Banking institutions in Spain are enthusiastically preparing to offer virtual currency services to their customers. These financial service companies have exhibited their interest in testing the cryptocurrency world.
However, these Spanish banks are reportedly frustrated due to the lack of clarity from the Bank of Spain, the European country’s central bank. We find this latest cryptocurrency-related news worthy of sharing with our readers.
We believe it demonstrates that more financial institutions worldwide are realizing cryptocurrencies’ relevance, making them decide to offer virtual asset-related services to their clients. Based on the news posted online by digital reports outlet JNews and online cryptocurrency news source CoinDesk, Spanish banks are waiting for regulatory clearness from the central bank.
In early June, the Bank of Spain announced that it would release a cryptocurrency registry by Friday, October 29. This publication will reportedly give registration instructions to cryptocurrency exchanges and virtual currency custody platforms that deliver crypto-asset services.
The circular also indicated that once the central bank releases the virtual currency registry, cryptocurrency exchanges and virtual currency custody platform companies would have the chance to sign up until Saturday, January 29, 2022.
The cryptocurrency registry principally targets combating money laundering. The Spanish banks are still waiting for the instructions at the time of writing as the Bank of Spain has not released any official document yet.
Moreover, there is uncertainty about whether the cryptocurrency registry is for financial institutions that are already regulated bodies or otherwise. Gloria Hernández Aler is regulatory advisory firm finReg360’s financial regulation professional.
She cited that it would not make sense for a Spanish bank to need to undergo the imposed requirements as these financial institutions are already supervised directly. Hernández Aler pointed out that it makes sense, however, for financial institutions in Spain to notify stakeholders that they would provide cryptocurrency services.
She also remarked that Spanish banks would probably need to modify their current money laundering rules to adapt to the dynamics of virtual assets. Meanwhile, as they presently lack firm direction from the central bank, several large Spanish banks are employing their compliance departments to know if they need to register to offer virtual asset-related services.
These banking service providers are exploring the possibility of delivering cryptocurrencies directly to their clients. We understand that Spanish banks find cryptocurrency services worthy of offering to their valued customers.

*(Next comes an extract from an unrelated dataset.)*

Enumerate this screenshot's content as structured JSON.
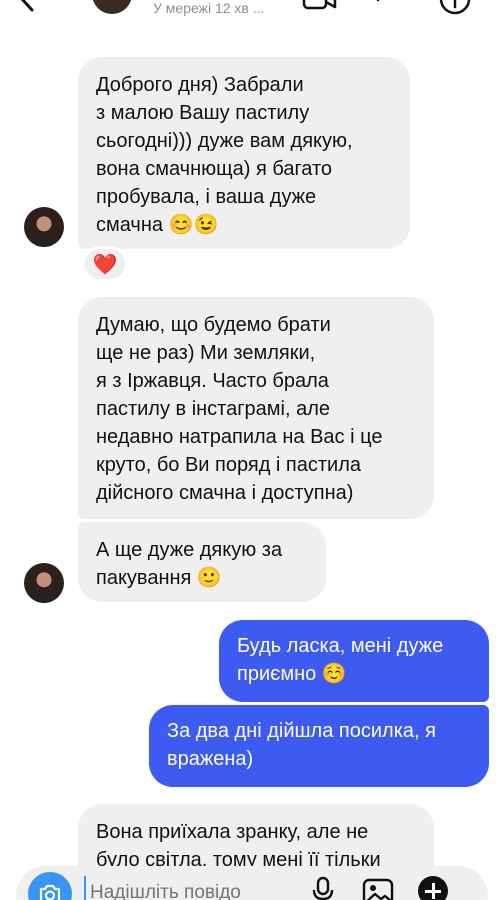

After all, these crypto-assets’ usage and overall significance are surging nowadays, and we believe they will continue to do so in the coming years.
We recommend the Spanish banks be patient with the Bank of Spain. We believe the central bank considers the consumers’ best interest, and it will not overlook these financial institutions’ similar intent.